#### Saved entries:
────────────────────────────────────────

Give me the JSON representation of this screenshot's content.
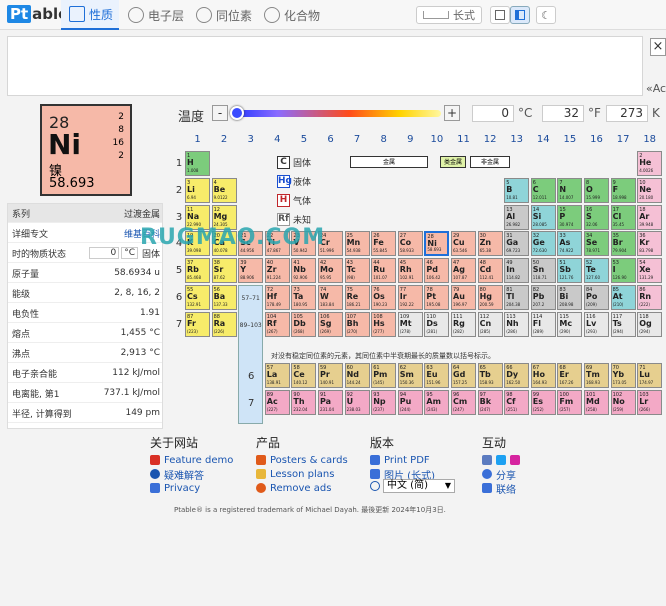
{
  "app": {
    "logo_prefix": "Pt",
    "logo_suffix": "able"
  },
  "tabs": [
    {
      "label": "性质",
      "active": true
    },
    {
      "label": "电子层",
      "active": false
    },
    {
      "label": "同位素",
      "active": false
    },
    {
      "label": "化合物",
      "active": false
    }
  ],
  "layout_buttons": {
    "wide_label": "长式"
  },
  "close_label": "×",
  "right_clip_text": "«Ac",
  "temperature": {
    "label": "温度",
    "minus": "-",
    "plus": "+",
    "celsius": "0",
    "celsius_unit": "°C",
    "fahrenheit": "32",
    "fahrenheit_unit": "°F",
    "kelvin": "273",
    "kelvin_unit": "K"
  },
  "selected": {
    "number": "28",
    "symbol": "Ni",
    "name": "镍",
    "mass": "58.693",
    "shells": [
      "2",
      "8",
      "16",
      "2"
    ]
  },
  "properties": {
    "header_key": "系列",
    "header_value": "过渡金属",
    "rows": [
      {
        "k": "详细专文",
        "v": "维基百科"
      },
      {
        "k": "时的物质状态",
        "v": "固体"
      },
      {
        "k": "原子量",
        "v": "58.6934 u"
      },
      {
        "k": "能级",
        "v": "2, 8, 16, 2"
      },
      {
        "k": "电负性",
        "v": "1.91"
      },
      {
        "k": "熔点",
        "v": "1,455 °C"
      },
      {
        "k": "沸点",
        "v": "2,913 °C"
      },
      {
        "k": "电子亲合能",
        "v": "112 kJ/mol"
      },
      {
        "k": "电离能, 第1",
        "v": "737.1 kJ/mol"
      },
      {
        "k": "半径, 计算得到",
        "v": "149 pm"
      }
    ],
    "state_temp": "0",
    "state_unit": "°C"
  },
  "groups": [
    "1",
    "2",
    "3",
    "4",
    "5",
    "6",
    "7",
    "8",
    "9",
    "10",
    "11",
    "12",
    "13",
    "14",
    "15",
    "16",
    "17",
    "18"
  ],
  "periods": [
    "1",
    "2",
    "3",
    "4",
    "5",
    "6",
    "7"
  ],
  "lanth_period": "6",
  "actin_period": "7",
  "range_6": "57–71",
  "range_7": "89–103",
  "legend": [
    {
      "sym": "C",
      "label": "固体",
      "color": "#000000"
    },
    {
      "sym": "Hg",
      "label": "液体",
      "color": "#1a4fd0"
    },
    {
      "sym": "H",
      "label": "气体",
      "color": "#c0262a"
    },
    {
      "sym": "Rf",
      "label": "未知",
      "color": "#555555"
    }
  ],
  "category_headers": {
    "metal": "金属",
    "nonmetal": "非金属",
    "metalloid": "类金属"
  },
  "note": "对没有稳定同位素的元素，其同位素中半衰期最长的质量数以括号标示。",
  "watermark": "RUGMAO.COM",
  "elements": [
    {
      "n": "1",
      "s": "H",
      "m": "1.008",
      "g": 1,
      "p": 1,
      "c": "#7ccc7c"
    },
    {
      "n": "2",
      "s": "He",
      "m": "4.0026",
      "g": 18,
      "p": 1,
      "c": "#f5c0d5"
    },
    {
      "n": "3",
      "s": "Li",
      "m": "6.94",
      "g": 1,
      "p": 2,
      "c": "#f7ec6a"
    },
    {
      "n": "4",
      "s": "Be",
      "m": "9.0122",
      "g": 2,
      "p": 2,
      "c": "#f7ec6a"
    },
    {
      "n": "5",
      "s": "B",
      "m": "10.81",
      "g": 13,
      "p": 2,
      "c": "#8fd4d8"
    },
    {
      "n": "6",
      "s": "C",
      "m": "12.011",
      "g": 14,
      "p": 2,
      "c": "#7ccc7c"
    },
    {
      "n": "7",
      "s": "N",
      "m": "14.007",
      "g": 15,
      "p": 2,
      "c": "#7ccc7c"
    },
    {
      "n": "8",
      "s": "O",
      "m": "15.999",
      "g": 16,
      "p": 2,
      "c": "#7ccc7c"
    },
    {
      "n": "9",
      "s": "F",
      "m": "18.998",
      "g": 17,
      "p": 2,
      "c": "#7ccc7c"
    },
    {
      "n": "10",
      "s": "Ne",
      "m": "20.180",
      "g": 18,
      "p": 2,
      "c": "#f5c0d5"
    },
    {
      "n": "11",
      "s": "Na",
      "m": "22.990",
      "g": 1,
      "p": 3,
      "c": "#f7ec6a"
    },
    {
      "n": "12",
      "s": "Mg",
      "m": "24.305",
      "g": 2,
      "p": 3,
      "c": "#f7ec6a"
    },
    {
      "n": "13",
      "s": "Al",
      "m": "26.982",
      "g": 13,
      "p": 3,
      "c": "#c9c9c9"
    },
    {
      "n": "14",
      "s": "Si",
      "m": "28.085",
      "g": 14,
      "p": 3,
      "c": "#8fd4d8"
    },
    {
      "n": "15",
      "s": "P",
      "m": "30.974",
      "g": 15,
      "p": 3,
      "c": "#7ccc7c"
    },
    {
      "n": "16",
      "s": "S",
      "m": "32.06",
      "g": 16,
      "p": 3,
      "c": "#7ccc7c"
    },
    {
      "n": "17",
      "s": "Cl",
      "m": "35.45",
      "g": 17,
      "p": 3,
      "c": "#7ccc7c"
    },
    {
      "n": "18",
      "s": "Ar",
      "m": "39.948",
      "g": 18,
      "p": 3,
      "c": "#f5c0d5"
    },
    {
      "n": "19",
      "s": "K",
      "m": "39.098",
      "g": 1,
      "p": 4,
      "c": "#f7ec6a"
    },
    {
      "n": "20",
      "s": "Ca",
      "m": "40.078",
      "g": 2,
      "p": 4,
      "c": "#f7ec6a"
    },
    {
      "n": "21",
      "s": "Sc",
      "m": "44.956",
      "g": 3,
      "p": 4,
      "c": "#f6b9a8"
    },
    {
      "n": "22",
      "s": "Ti",
      "m": "47.867",
      "g": 4,
      "p": 4,
      "c": "#f6b9a8"
    },
    {
      "n": "23",
      "s": "V",
      "m": "50.942",
      "g": 5,
      "p": 4,
      "c": "#f6b9a8"
    },
    {
      "n": "24",
      "s": "Cr",
      "m": "51.996",
      "g": 6,
      "p": 4,
      "c": "#f6b9a8"
    },
    {
      "n": "25",
      "s": "Mn",
      "m": "54.938",
      "g": 7,
      "p": 4,
      "c": "#f6b9a8"
    },
    {
      "n": "26",
      "s": "Fe",
      "m": "55.845",
      "g": 8,
      "p": 4,
      "c": "#f6b9a8"
    },
    {
      "n": "27",
      "s": "Co",
      "m": "58.933",
      "g": 9,
      "p": 4,
      "c": "#f6b9a8"
    },
    {
      "n": "28",
      "s": "Ni",
      "m": "58.693",
      "g": 10,
      "p": 4,
      "c": "#f6b9a8"
    },
    {
      "n": "29",
      "s": "Cu",
      "m": "63.546",
      "g": 11,
      "p": 4,
      "c": "#f6b9a8"
    },
    {
      "n": "30",
      "s": "Zn",
      "m": "65.38",
      "g": 12,
      "p": 4,
      "c": "#f6b9a8"
    },
    {
      "n": "31",
      "s": "Ga",
      "m": "69.723",
      "g": 13,
      "p": 4,
      "c": "#c9c9c9"
    },
    {
      "n": "32",
      "s": "Ge",
      "m": "72.630",
      "g": 14,
      "p": 4,
      "c": "#8fd4d8"
    },
    {
      "n": "33",
      "s": "As",
      "m": "74.922",
      "g": 15,
      "p": 4,
      "c": "#8fd4d8"
    },
    {
      "n": "34",
      "s": "Se",
      "m": "78.971",
      "g": 16,
      "p": 4,
      "c": "#7ccc7c"
    },
    {
      "n": "35",
      "s": "Br",
      "m": "79.904",
      "g": 17,
      "p": 4,
      "c": "#7ccc7c"
    },
    {
      "n": "36",
      "s": "Kr",
      "m": "83.798",
      "g": 18,
      "p": 4,
      "c": "#f5c0d5"
    },
    {
      "n": "37",
      "s": "Rb",
      "m": "85.468",
      "g": 1,
      "p": 5,
      "c": "#f7ec6a"
    },
    {
      "n": "38",
      "s": "Sr",
      "m": "87.62",
      "g": 2,
      "p": 5,
      "c": "#f7ec6a"
    },
    {
      "n": "39",
      "s": "Y",
      "m": "88.906",
      "g": 3,
      "p": 5,
      "c": "#f6b9a8"
    },
    {
      "n": "40",
      "s": "Zr",
      "m": "91.224",
      "g": 4,
      "p": 5,
      "c": "#f6b9a8"
    },
    {
      "n": "41",
      "s": "Nb",
      "m": "92.906",
      "g": 5,
      "p": 5,
      "c": "#f6b9a8"
    },
    {
      "n": "42",
      "s": "Mo",
      "m": "95.95",
      "g": 6,
      "p": 5,
      "c": "#f6b9a8"
    },
    {
      "n": "43",
      "s": "Tc",
      "m": "(98)",
      "g": 7,
      "p": 5,
      "c": "#f6b9a8"
    },
    {
      "n": "44",
      "s": "Ru",
      "m": "101.07",
      "g": 8,
      "p": 5,
      "c": "#f6b9a8"
    },
    {
      "n": "45",
      "s": "Rh",
      "m": "102.91",
      "g": 9,
      "p": 5,
      "c": "#f6b9a8"
    },
    {
      "n": "46",
      "s": "Pd",
      "m": "106.42",
      "g": 10,
      "p": 5,
      "c": "#f6b9a8"
    },
    {
      "n": "47",
      "s": "Ag",
      "m": "107.87",
      "g": 11,
      "p": 5,
      "c": "#f6b9a8"
    },
    {
      "n": "48",
      "s": "Cd",
      "m": "112.41",
      "g": 12,
      "p": 5,
      "c": "#f6b9a8"
    },
    {
      "n": "49",
      "s": "In",
      "m": "114.82",
      "g": 13,
      "p": 5,
      "c": "#c9c9c9"
    },
    {
      "n": "50",
      "s": "Sn",
      "m": "118.71",
      "g": 14,
      "p": 5,
      "c": "#c9c9c9"
    },
    {
      "n": "51",
      "s": "Sb",
      "m": "121.76",
      "g": 15,
      "p": 5,
      "c": "#8fd4d8"
    },
    {
      "n": "52",
      "s": "Te",
      "m": "127.60",
      "g": 16,
      "p": 5,
      "c": "#8fd4d8"
    },
    {
      "n": "53",
      "s": "I",
      "m": "126.90",
      "g": 17,
      "p": 5,
      "c": "#7ccc7c"
    },
    {
      "n": "54",
      "s": "Xe",
      "m": "131.29",
      "g": 18,
      "p": 5,
      "c": "#f5c0d5"
    },
    {
      "n": "55",
      "s": "Cs",
      "m": "132.91",
      "g": 1,
      "p": 6,
      "c": "#f7ec6a"
    },
    {
      "n": "56",
      "s": "Ba",
      "m": "137.33",
      "g": 2,
      "p": 6,
      "c": "#f7ec6a"
    },
    {
      "n": "72",
      "s": "Hf",
      "m": "178.49",
      "g": 4,
      "p": 6,
      "c": "#f6b9a8"
    },
    {
      "n": "73",
      "s": "Ta",
      "m": "180.95",
      "g": 5,
      "p": 6,
      "c": "#f6b9a8"
    },
    {
      "n": "74",
      "s": "W",
      "m": "183.84",
      "g": 6,
      "p": 6,
      "c": "#f6b9a8"
    },
    {
      "n": "75",
      "s": "Re",
      "m": "186.21",
      "g": 7,
      "p": 6,
      "c": "#f6b9a8"
    },
    {
      "n": "76",
      "s": "Os",
      "m": "190.23",
      "g": 8,
      "p": 6,
      "c": "#f6b9a8"
    },
    {
      "n": "77",
      "s": "Ir",
      "m": "192.22",
      "g": 9,
      "p": 6,
      "c": "#f6b9a8"
    },
    {
      "n": "78",
      "s": "Pt",
      "m": "195.08",
      "g": 10,
      "p": 6,
      "c": "#f6b9a8"
    },
    {
      "n": "79",
      "s": "Au",
      "m": "196.97",
      "g": 11,
      "p": 6,
      "c": "#f6b9a8"
    },
    {
      "n": "80",
      "s": "Hg",
      "m": "200.59",
      "g": 12,
      "p": 6,
      "c": "#f6b9a8"
    },
    {
      "n": "81",
      "s": "Tl",
      "m": "204.38",
      "g": 13,
      "p": 6,
      "c": "#c9c9c9"
    },
    {
      "n": "82",
      "s": "Pb",
      "m": "207.2",
      "g": 14,
      "p": 6,
      "c": "#c9c9c9"
    },
    {
      "n": "83",
      "s": "Bi",
      "m": "208.98",
      "g": 15,
      "p": 6,
      "c": "#c9c9c9"
    },
    {
      "n": "84",
      "s": "Po",
      "m": "(209)",
      "g": 16,
      "p": 6,
      "c": "#c9c9c9"
    },
    {
      "n": "85",
      "s": "At",
      "m": "(210)",
      "g": 17,
      "p": 6,
      "c": "#8fd4d8"
    },
    {
      "n": "86",
      "s": "Rn",
      "m": "(222)",
      "g": 18,
      "p": 6,
      "c": "#f5c0d5"
    },
    {
      "n": "87",
      "s": "Fr",
      "m": "(223)",
      "g": 1,
      "p": 7,
      "c": "#f7ec6a"
    },
    {
      "n": "88",
      "s": "Ra",
      "m": "(226)",
      "g": 2,
      "p": 7,
      "c": "#f7ec6a"
    },
    {
      "n": "104",
      "s": "Rf",
      "m": "(267)",
      "g": 4,
      "p": 7,
      "c": "#f6b9a8"
    },
    {
      "n": "105",
      "s": "Db",
      "m": "(268)",
      "g": 5,
      "p": 7,
      "c": "#f6b9a8"
    },
    {
      "n": "106",
      "s": "Sg",
      "m": "(269)",
      "g": 6,
      "p": 7,
      "c": "#f6b9a8"
    },
    {
      "n": "107",
      "s": "Bh",
      "m": "(270)",
      "g": 7,
      "p": 7,
      "c": "#f6b9a8"
    },
    {
      "n": "108",
      "s": "Hs",
      "m": "(277)",
      "g": 8,
      "p": 7,
      "c": "#f6b9a8"
    },
    {
      "n": "109",
      "s": "Mt",
      "m": "(278)",
      "g": 9,
      "p": 7,
      "c": "#e8e8e8"
    },
    {
      "n": "110",
      "s": "Ds",
      "m": "(281)",
      "g": 10,
      "p": 7,
      "c": "#e8e8e8"
    },
    {
      "n": "111",
      "s": "Rg",
      "m": "(282)",
      "g": 11,
      "p": 7,
      "c": "#e8e8e8"
    },
    {
      "n": "112",
      "s": "Cn",
      "m": "(285)",
      "g": 12,
      "p": 7,
      "c": "#e8e8e8"
    },
    {
      "n": "113",
      "s": "Nh",
      "m": "(286)",
      "g": 13,
      "p": 7,
      "c": "#e8e8e8"
    },
    {
      "n": "114",
      "s": "Fl",
      "m": "(289)",
      "g": 14,
      "p": 7,
      "c": "#e8e8e8"
    },
    {
      "n": "115",
      "s": "Mc",
      "m": "(290)",
      "g": 15,
      "p": 7,
      "c": "#e8e8e8"
    },
    {
      "n": "116",
      "s": "Lv",
      "m": "(293)",
      "g": 16,
      "p": 7,
      "c": "#e8e8e8"
    },
    {
      "n": "117",
      "s": "Ts",
      "m": "(294)",
      "g": 17,
      "p": 7,
      "c": "#e8e8e8"
    },
    {
      "n": "118",
      "s": "Og",
      "m": "(294)",
      "g": 18,
      "p": 7,
      "c": "#e8e8e8"
    }
  ],
  "lanthanides": [
    {
      "n": "57",
      "s": "La",
      "m": "138.91"
    },
    {
      "n": "58",
      "s": "Ce",
      "m": "140.12"
    },
    {
      "n": "59",
      "s": "Pr",
      "m": "140.91"
    },
    {
      "n": "60",
      "s": "Nd",
      "m": "144.24"
    },
    {
      "n": "61",
      "s": "Pm",
      "m": "(145)"
    },
    {
      "n": "62",
      "s": "Sm",
      "m": "150.36"
    },
    {
      "n": "63",
      "s": "Eu",
      "m": "151.96"
    },
    {
      "n": "64",
      "s": "Gd",
      "m": "157.25"
    },
    {
      "n": "65",
      "s": "Tb",
      "m": "158.93"
    },
    {
      "n": "66",
      "s": "Dy",
      "m": "162.50"
    },
    {
      "n": "67",
      "s": "Ho",
      "m": "164.93"
    },
    {
      "n": "68",
      "s": "Er",
      "m": "167.26"
    },
    {
      "n": "69",
      "s": "Tm",
      "m": "168.93"
    },
    {
      "n": "70",
      "s": "Yb",
      "m": "173.05"
    },
    {
      "n": "71",
      "s": "Lu",
      "m": "174.97"
    }
  ],
  "actinides": [
    {
      "n": "89",
      "s": "Ac",
      "m": "(227)"
    },
    {
      "n": "90",
      "s": "Th",
      "m": "232.04"
    },
    {
      "n": "91",
      "s": "Pa",
      "m": "231.04"
    },
    {
      "n": "92",
      "s": "U",
      "m": "238.03"
    },
    {
      "n": "93",
      "s": "Np",
      "m": "(237)"
    },
    {
      "n": "94",
      "s": "Pu",
      "m": "(244)"
    },
    {
      "n": "95",
      "s": "Am",
      "m": "(243)"
    },
    {
      "n": "96",
      "s": "Cm",
      "m": "(247)"
    },
    {
      "n": "97",
      "s": "Bk",
      "m": "(247)"
    },
    {
      "n": "98",
      "s": "Cf",
      "m": "(251)"
    },
    {
      "n": "99",
      "s": "Es",
      "m": "(252)"
    },
    {
      "n": "100",
      "s": "Fm",
      "m": "(257)"
    },
    {
      "n": "101",
      "s": "Md",
      "m": "(258)"
    },
    {
      "n": "102",
      "s": "No",
      "m": "(259)"
    },
    {
      "n": "103",
      "s": "Lr",
      "m": "(266)"
    }
  ],
  "colors": {
    "lanthanide": "#e6cf8f",
    "actinide": "#f3a9c6",
    "range_box": "#cfe4f7"
  },
  "footer": {
    "about": {
      "title": "关于网站",
      "items": [
        "Feature demo",
        "疑难解答",
        "Privacy"
      ]
    },
    "products": {
      "title": "产品",
      "items": [
        "Posters & cards",
        "Lesson plans",
        "Remove ads"
      ]
    },
    "version": {
      "title": "版本",
      "items": [
        "Print PDF",
        "图片 (长式)"
      ],
      "language": "中文 (简)"
    },
    "interact": {
      "title": "互动",
      "items": [
        "分享",
        "联络"
      ]
    },
    "copyright": "Ptable® is a registered trademark of Michael Dayah. 最後更新 2024年10月3日."
  }
}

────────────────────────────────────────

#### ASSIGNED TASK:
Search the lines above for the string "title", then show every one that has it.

#### TASK RESPONSE:
      "title": "关于网站",
      "title": "产品",
      "title": "版本",
      "title": "互动",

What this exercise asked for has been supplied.